■ Problem requirements
Which lines below mention "label"? Pick each one out.

^^^^^^^^^^^^^^^^

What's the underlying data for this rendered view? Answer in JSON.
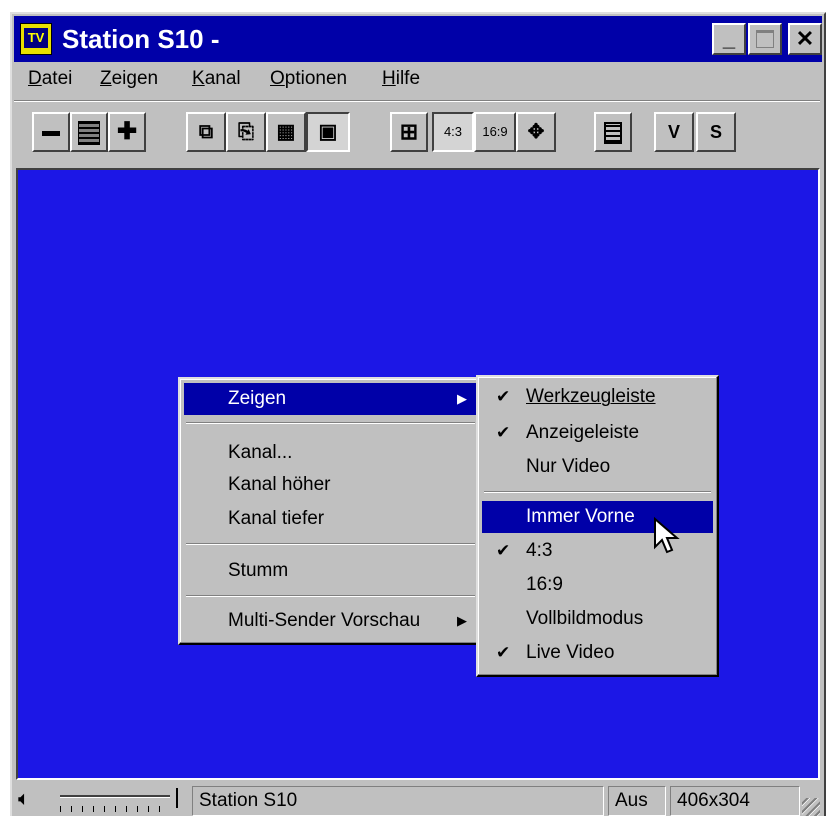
{
  "window": {
    "title": "Station S10 -",
    "app_icon_text": "TV"
  },
  "title_buttons": {
    "minimize": "_",
    "maximize": "",
    "close": "✕"
  },
  "menubar": [
    {
      "label": "Datei",
      "accel": "D"
    },
    {
      "label": "Zeigen",
      "accel": "Z"
    },
    {
      "label": "Kanal",
      "accel": "K"
    },
    {
      "label": "Optionen",
      "accel": "O"
    },
    {
      "label": "Hilfe",
      "accel": "H"
    }
  ],
  "toolbar": {
    "ratio_43": "4:3",
    "ratio_169": "16:9",
    "v": "V",
    "s": "S"
  },
  "context_menu": {
    "zeigen": "Zeigen",
    "kanal": "Kanal...",
    "kanal_hoeher": "Kanal höher",
    "kanal_tiefer": "Kanal tiefer",
    "stumm": "Stumm",
    "multi": "Multi-Sender Vorschau"
  },
  "submenu": {
    "werkzeugleiste": "Werkzeugleiste",
    "anzeigeleiste": "Anzeigeleiste",
    "nur_video": "Nur Video",
    "immer_vorne": "Immer Vorne",
    "r43": "4:3",
    "r169": "16:9",
    "vollbild": "Vollbildmodus",
    "live_video": "Live Video",
    "checked": [
      "Werkzeugleiste",
      "Anzeigeleiste",
      "4:3",
      "Live Video"
    ]
  },
  "statusbar": {
    "station": "Station S10",
    "mute": "Aus",
    "resolution": "406x304"
  },
  "colors": {
    "video_bg": "#1c17e6",
    "titlebar": "#0000a8",
    "highlight": "#0000a8"
  }
}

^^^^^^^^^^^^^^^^

■ Result of the exercise
      "label": "Datei",
      "label": "Zeigen",
      "label": "Kanal",
      "label": "Optionen",
      "label": "Hilfe",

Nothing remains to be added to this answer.